• _Work instructions_
Pull out every line below holding the word "properties".

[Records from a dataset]
------------------------------------------------------------
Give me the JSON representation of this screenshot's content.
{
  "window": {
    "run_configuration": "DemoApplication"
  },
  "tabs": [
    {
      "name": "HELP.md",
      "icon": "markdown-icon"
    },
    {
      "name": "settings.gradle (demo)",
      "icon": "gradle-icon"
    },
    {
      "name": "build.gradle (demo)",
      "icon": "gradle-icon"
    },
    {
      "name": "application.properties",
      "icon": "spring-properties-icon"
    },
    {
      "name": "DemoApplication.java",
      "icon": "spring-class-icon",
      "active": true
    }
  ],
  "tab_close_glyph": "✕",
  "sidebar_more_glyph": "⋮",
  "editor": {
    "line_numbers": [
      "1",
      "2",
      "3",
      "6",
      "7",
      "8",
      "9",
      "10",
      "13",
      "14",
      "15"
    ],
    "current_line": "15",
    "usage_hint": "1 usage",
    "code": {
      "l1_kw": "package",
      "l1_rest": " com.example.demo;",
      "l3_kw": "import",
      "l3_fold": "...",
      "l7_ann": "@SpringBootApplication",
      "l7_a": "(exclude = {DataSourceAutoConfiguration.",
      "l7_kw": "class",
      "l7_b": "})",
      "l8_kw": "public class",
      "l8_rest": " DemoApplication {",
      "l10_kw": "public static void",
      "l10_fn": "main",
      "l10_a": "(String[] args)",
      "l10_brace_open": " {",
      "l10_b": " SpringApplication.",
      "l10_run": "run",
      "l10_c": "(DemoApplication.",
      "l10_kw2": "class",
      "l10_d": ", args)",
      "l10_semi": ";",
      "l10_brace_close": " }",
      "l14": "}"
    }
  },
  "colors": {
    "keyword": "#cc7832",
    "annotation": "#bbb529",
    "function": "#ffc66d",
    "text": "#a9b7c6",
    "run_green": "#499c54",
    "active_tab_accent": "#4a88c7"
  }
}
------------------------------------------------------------
• _Solved problem_
      "name": "application.properties",
      "icon": "spring-properties-icon"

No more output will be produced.